Wednesday, June 23, 2010
More SDI/TDI/ERDI news
More news from the Training-Education category
Deephorizon Disaster puts proper contaminated water training on everyone’s mind!
Released on: 6/22/2010
Emergency Response Diving International (ERDi), a US-based organization that provides training for Police, Fire and Rescue dive teams around the world is spearheading a dive-industry push to promote accurate “ awareness” information about dive conditions in the Gulf of Mexico.
At issue is the broad speculation that the prime dive sites in the region have been inundated with oil from the Deephorizon disaster. “This is clearly not the case,” explained ERDi spokesperson Nestor Palmero. “We have reports updated daily that conditions at popular sites such as the Oriskany (off Pensacola) and down the Gulf Coast of Florida as far as Key West are currently unaffected by the oil spill.
“As of this morning, there were no oil slick sightings from any of the dive operators or the US Coast Guard in those areas.”
Palmero, a Florida resident and a member of the Board of Directors for ERDi and its sister training agencies did, however, caution sport and technical divers not to conduct dives directly in oil residue originating from the Deephorizon disaster. He said he was shocked to see footage recently of a newsman making dives directly in oil contamination near the disaster site in the Gulf of Mexico.
Palmero pointed out that the newsman and his buddy conducted their dives in standard sport diving gear without any protection from the chemical toxins contained in crude oil. “This is strictly against all conventions and sends a very mixed message to the diving community and the worse of all to the public at large,” Palmero said.
Palmero said that oil contaminated water is extremely hazardous and can cause many health issues including damage to the respiratory tract and central nervous system. “Conducting dives at ANY depth or even surface swimming directly in the residue from this spill without the appropriate training, gear and post-dive procedures WILL result in injury and could potentially be a life-changing experience,” he stated.

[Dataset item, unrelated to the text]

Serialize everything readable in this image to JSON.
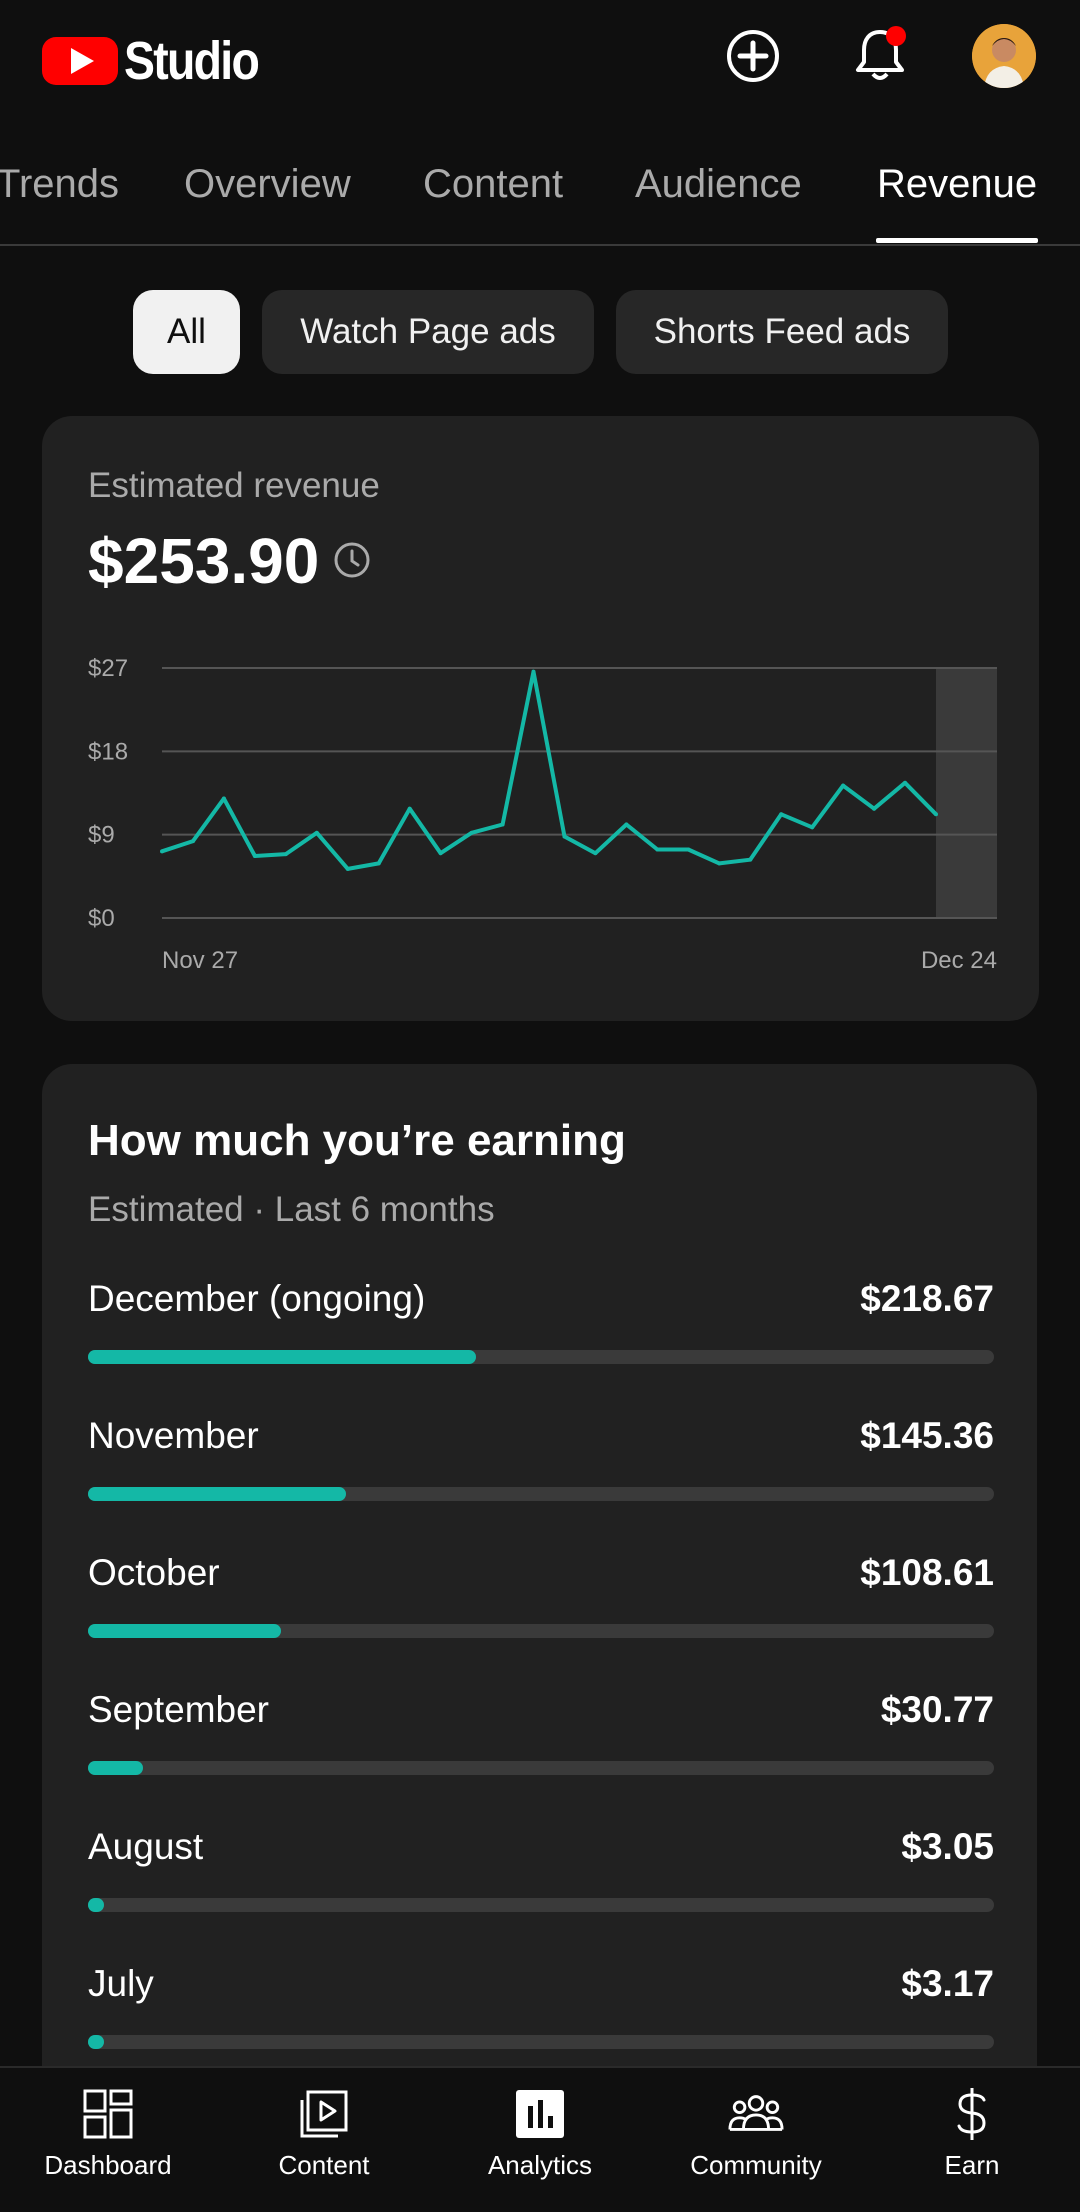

ERDI recently funded a $194,000 educational grant to raise awareness of the rigors of contaminated water diving among the Public Safety Diving community in North America. “We launched theawareness drive on Contaminated Water Ops a few weeks prior to the Deepwater Horizon Disaster,” he said, “because police, firefighters and other water rescue teams are routinely exposed to bio-hazards and chemical contaminates when conducting evidence recoveries and other underwater work. These men and women have no option but to dive in the most appauling conditions because their work and responsibilities demands that of them. Out of respect for their dedication, the highly specialized training they have undertaken, and for the good of the dive community at large, we are hoping that sport and technical divers stay on the thouands upon thousands of national dive sites unaffected by the spill and leave diving in contaminated water to the professionals who have the training and specialized equipment to do so.”
Nestor Palmero is a dive industry veteran with more than 30 years in the field and a wide variety of educational background both in diving and the business field. Almost two decades of his dive training experience was gained while Training Officer to a very active Sherrifs Dive Team in Floridas Treasure Coast. He currently servers on the BoD for International Training the parent organization to ERDi. Nestor can be contacted via e-mail Nestor.Palmero@tdisdi.com or 888-778-9073 ext 213.